▸ **Requirement**: Examine the listing below and state how many of its lines contain the word "difficult". Write only the number.

▸ **Information given**:
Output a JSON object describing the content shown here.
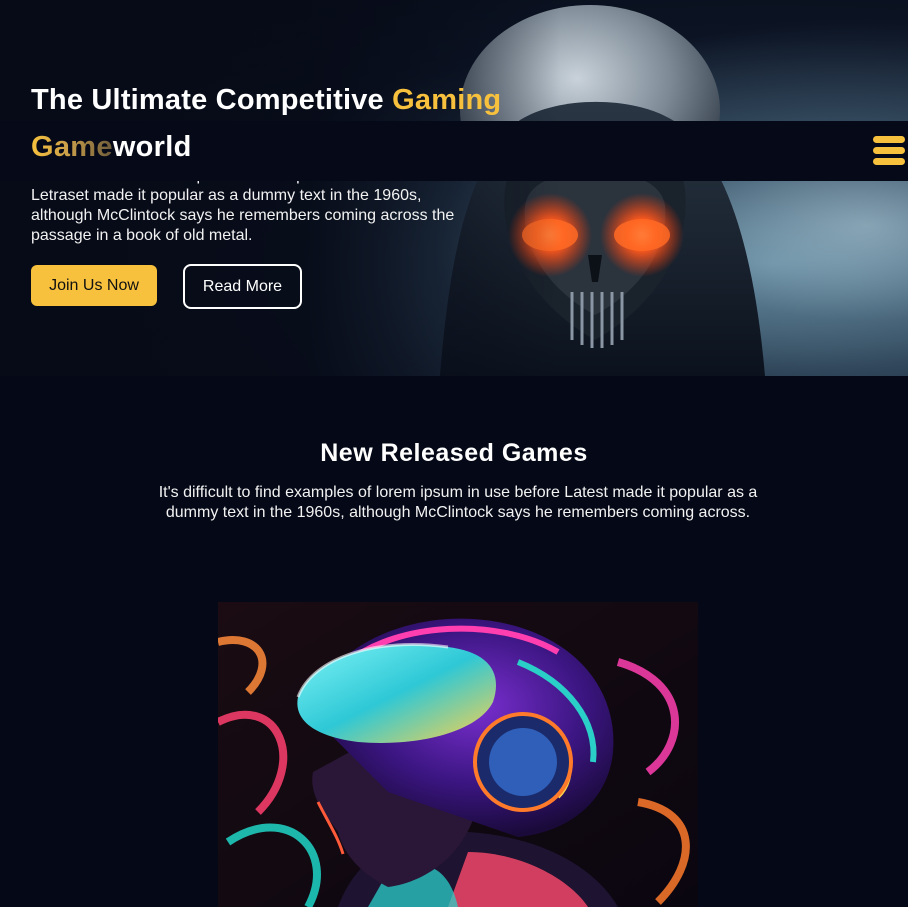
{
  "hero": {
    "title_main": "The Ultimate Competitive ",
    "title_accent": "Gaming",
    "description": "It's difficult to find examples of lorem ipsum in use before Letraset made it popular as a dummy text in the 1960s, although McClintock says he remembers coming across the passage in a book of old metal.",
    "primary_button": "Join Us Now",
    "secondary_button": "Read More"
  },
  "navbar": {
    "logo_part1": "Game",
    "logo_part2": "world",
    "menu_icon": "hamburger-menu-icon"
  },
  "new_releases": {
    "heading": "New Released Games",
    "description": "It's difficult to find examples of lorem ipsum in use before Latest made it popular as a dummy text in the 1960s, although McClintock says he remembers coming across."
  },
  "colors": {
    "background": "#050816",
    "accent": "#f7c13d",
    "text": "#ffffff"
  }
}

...

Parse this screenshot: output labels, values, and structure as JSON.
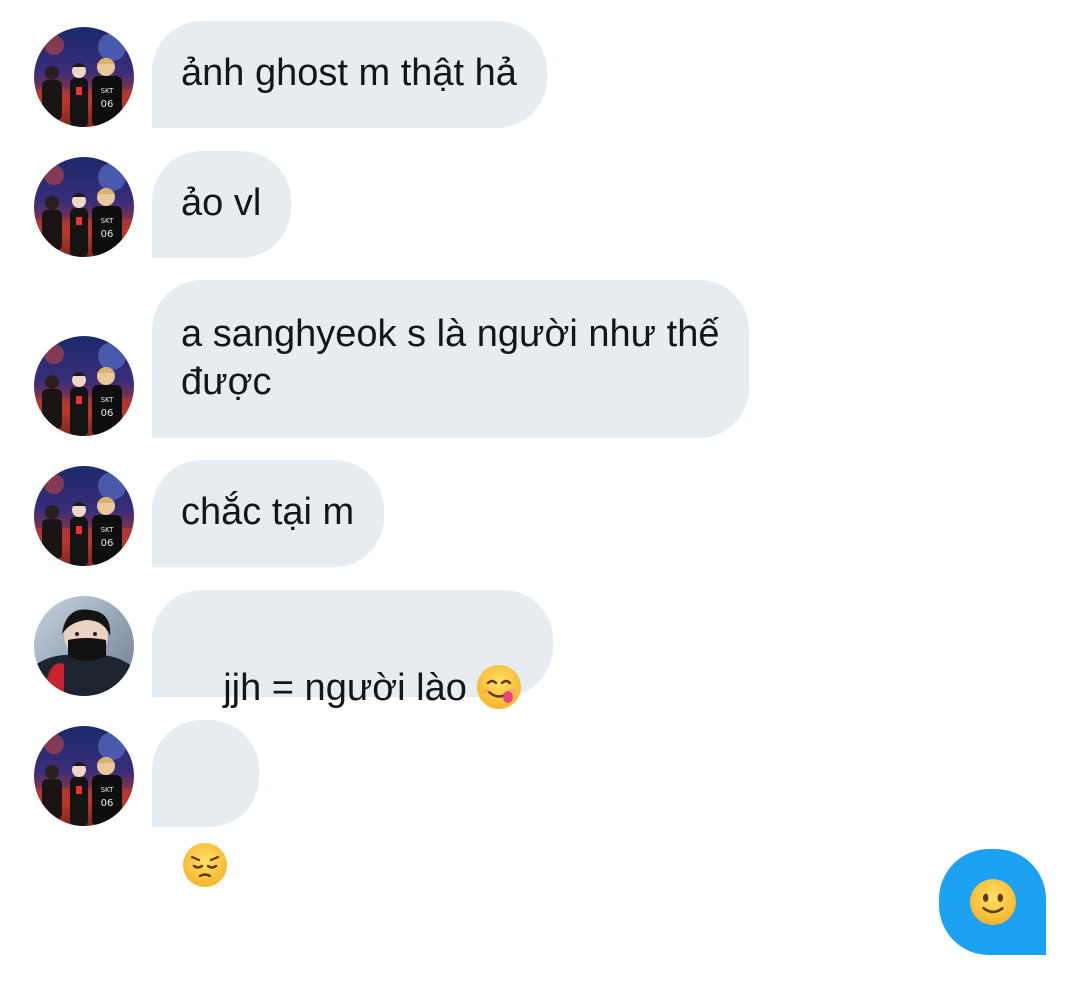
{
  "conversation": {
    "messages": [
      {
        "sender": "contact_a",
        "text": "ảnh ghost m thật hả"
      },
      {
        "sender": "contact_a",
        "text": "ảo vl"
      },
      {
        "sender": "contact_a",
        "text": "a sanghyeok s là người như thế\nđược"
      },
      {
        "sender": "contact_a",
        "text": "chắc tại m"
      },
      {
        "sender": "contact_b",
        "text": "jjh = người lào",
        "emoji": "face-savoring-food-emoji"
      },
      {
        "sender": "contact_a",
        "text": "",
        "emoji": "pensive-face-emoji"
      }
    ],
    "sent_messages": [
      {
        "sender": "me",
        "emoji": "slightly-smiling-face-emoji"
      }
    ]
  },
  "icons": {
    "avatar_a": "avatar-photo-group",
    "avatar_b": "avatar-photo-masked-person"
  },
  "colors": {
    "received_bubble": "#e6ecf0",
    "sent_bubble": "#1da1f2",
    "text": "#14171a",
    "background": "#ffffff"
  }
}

▸ **Solution to the problem**: 2